'''

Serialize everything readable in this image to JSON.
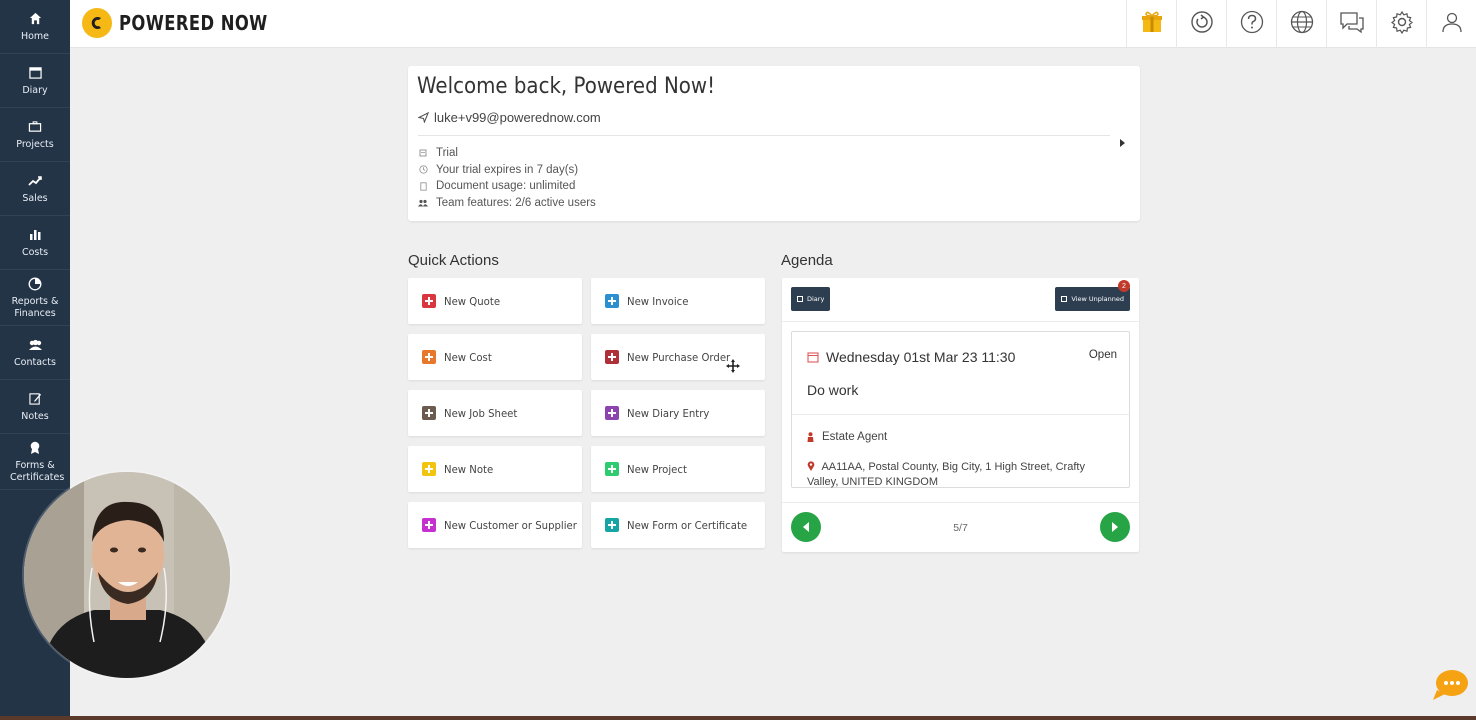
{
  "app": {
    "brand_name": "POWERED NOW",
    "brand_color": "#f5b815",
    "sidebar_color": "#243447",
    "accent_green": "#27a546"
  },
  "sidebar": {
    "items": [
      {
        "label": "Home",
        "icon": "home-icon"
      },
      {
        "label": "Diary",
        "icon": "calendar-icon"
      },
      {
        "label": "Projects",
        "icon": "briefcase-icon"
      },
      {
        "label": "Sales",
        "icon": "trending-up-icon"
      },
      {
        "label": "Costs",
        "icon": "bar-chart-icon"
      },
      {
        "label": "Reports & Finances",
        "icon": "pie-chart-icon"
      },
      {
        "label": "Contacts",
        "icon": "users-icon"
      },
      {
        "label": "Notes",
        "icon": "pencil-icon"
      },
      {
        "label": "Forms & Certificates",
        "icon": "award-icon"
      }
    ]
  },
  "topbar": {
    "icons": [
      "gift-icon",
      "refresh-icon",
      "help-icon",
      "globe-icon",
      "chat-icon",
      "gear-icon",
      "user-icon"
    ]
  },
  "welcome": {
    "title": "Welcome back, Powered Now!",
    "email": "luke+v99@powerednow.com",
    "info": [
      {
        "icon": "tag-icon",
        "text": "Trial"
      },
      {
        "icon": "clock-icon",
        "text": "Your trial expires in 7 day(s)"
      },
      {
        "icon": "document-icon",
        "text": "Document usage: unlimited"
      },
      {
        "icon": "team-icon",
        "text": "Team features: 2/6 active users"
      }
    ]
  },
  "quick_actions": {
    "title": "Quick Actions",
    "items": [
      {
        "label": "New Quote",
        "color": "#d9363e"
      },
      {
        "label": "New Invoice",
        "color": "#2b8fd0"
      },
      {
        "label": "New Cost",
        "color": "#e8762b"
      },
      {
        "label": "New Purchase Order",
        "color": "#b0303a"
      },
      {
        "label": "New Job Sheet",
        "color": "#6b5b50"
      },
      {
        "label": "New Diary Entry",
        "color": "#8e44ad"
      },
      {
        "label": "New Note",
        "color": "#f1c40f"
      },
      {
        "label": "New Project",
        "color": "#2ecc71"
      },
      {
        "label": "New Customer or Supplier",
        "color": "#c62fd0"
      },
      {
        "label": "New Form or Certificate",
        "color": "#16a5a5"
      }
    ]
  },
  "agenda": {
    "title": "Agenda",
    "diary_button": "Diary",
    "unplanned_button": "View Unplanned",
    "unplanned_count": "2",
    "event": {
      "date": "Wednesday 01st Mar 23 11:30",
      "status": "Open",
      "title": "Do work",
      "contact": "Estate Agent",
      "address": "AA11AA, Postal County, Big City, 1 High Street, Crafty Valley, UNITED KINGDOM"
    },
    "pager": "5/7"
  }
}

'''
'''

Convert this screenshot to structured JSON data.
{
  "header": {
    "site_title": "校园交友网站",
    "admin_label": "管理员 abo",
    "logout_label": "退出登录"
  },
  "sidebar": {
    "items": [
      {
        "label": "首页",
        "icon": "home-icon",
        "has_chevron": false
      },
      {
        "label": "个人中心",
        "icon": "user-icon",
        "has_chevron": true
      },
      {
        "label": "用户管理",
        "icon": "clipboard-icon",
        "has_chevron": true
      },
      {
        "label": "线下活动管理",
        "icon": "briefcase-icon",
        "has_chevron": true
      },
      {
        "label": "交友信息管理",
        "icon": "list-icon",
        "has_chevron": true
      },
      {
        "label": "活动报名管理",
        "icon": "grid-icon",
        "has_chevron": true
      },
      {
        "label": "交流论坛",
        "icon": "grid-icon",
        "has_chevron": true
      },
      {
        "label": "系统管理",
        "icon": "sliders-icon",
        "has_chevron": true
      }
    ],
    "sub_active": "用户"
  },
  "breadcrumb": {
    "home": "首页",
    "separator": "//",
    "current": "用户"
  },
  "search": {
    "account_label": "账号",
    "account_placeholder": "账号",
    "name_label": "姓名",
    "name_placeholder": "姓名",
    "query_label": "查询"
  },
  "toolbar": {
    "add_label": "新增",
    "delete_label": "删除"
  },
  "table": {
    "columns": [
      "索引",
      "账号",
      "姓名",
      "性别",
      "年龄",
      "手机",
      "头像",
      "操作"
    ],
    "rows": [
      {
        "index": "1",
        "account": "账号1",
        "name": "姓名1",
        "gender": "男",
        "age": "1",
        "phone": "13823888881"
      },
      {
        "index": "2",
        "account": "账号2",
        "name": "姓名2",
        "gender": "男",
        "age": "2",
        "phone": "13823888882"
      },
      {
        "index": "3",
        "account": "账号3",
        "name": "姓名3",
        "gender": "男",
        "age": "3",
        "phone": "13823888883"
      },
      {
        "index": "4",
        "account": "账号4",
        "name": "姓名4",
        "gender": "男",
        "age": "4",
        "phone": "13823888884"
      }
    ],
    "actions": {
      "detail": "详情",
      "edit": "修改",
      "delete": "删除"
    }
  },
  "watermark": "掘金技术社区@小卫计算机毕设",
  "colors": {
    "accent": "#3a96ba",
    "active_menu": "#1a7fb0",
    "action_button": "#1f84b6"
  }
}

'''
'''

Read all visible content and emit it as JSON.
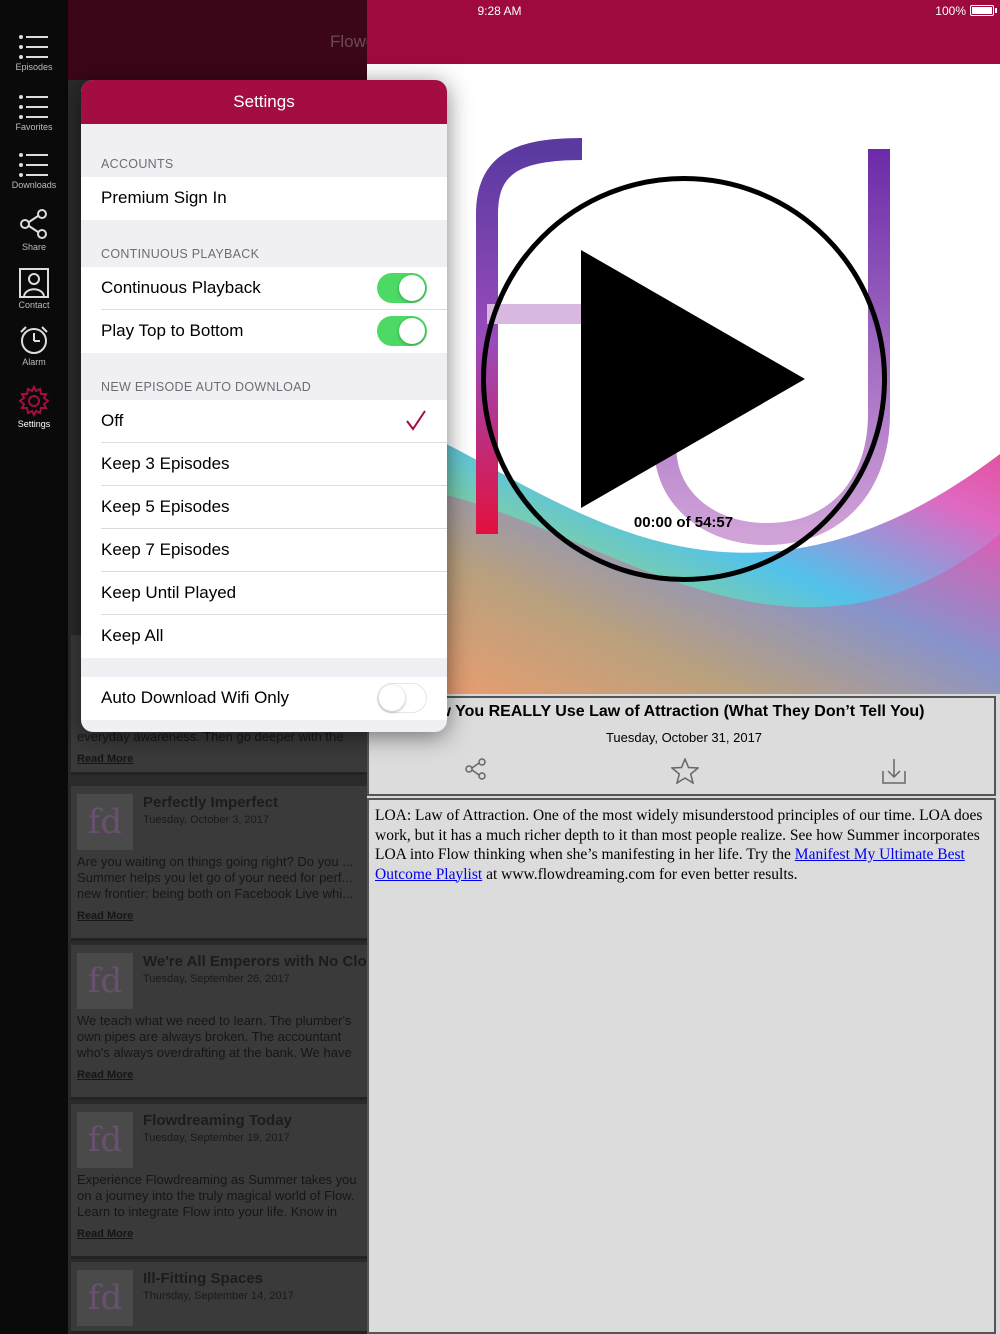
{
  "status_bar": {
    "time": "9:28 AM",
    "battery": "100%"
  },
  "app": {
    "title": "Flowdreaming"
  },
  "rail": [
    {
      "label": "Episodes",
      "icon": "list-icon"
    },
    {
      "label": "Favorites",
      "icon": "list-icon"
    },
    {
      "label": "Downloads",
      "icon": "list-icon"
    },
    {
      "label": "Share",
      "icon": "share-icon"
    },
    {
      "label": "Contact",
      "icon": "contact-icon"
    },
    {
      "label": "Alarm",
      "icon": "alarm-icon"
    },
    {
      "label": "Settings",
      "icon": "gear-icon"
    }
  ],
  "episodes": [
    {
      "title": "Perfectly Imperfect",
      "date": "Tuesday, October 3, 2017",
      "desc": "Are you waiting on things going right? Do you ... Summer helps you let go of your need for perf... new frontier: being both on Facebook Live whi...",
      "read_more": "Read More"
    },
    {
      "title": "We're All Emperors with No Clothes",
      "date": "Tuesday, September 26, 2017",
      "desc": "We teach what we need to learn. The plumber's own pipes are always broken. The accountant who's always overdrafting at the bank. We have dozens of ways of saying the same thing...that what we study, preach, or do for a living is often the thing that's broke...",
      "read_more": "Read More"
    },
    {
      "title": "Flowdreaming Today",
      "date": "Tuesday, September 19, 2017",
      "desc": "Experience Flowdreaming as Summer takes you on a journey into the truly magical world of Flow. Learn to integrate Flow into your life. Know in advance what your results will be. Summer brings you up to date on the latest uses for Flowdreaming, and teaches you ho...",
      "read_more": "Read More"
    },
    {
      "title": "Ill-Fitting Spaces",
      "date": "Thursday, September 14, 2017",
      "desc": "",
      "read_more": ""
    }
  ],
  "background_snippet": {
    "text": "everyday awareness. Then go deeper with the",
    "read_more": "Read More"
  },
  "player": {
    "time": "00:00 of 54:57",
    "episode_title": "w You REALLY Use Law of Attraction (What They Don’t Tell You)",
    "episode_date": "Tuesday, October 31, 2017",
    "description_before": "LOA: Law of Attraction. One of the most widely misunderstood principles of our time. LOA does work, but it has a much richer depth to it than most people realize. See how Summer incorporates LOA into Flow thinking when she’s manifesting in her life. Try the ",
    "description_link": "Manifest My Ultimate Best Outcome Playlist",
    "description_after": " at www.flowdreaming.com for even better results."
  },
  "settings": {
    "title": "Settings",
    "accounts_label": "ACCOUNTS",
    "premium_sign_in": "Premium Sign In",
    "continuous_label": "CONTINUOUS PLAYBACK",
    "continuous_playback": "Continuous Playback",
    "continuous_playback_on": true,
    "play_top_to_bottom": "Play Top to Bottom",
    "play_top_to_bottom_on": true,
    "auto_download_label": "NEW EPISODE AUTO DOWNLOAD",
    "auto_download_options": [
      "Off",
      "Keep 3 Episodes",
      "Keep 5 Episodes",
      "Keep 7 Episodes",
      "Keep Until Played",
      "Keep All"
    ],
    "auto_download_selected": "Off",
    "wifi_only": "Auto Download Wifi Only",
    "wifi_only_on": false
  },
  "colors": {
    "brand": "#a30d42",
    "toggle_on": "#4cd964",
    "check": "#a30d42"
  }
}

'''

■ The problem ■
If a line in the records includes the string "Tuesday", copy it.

■ Reply ■
      "date": "Tuesday, October 3, 2017",
      "date": "Tuesday, September 26, 2017",
      "date": "Tuesday, September 19, 2017",
    "episode_date": "Tuesday, October 31, 2017",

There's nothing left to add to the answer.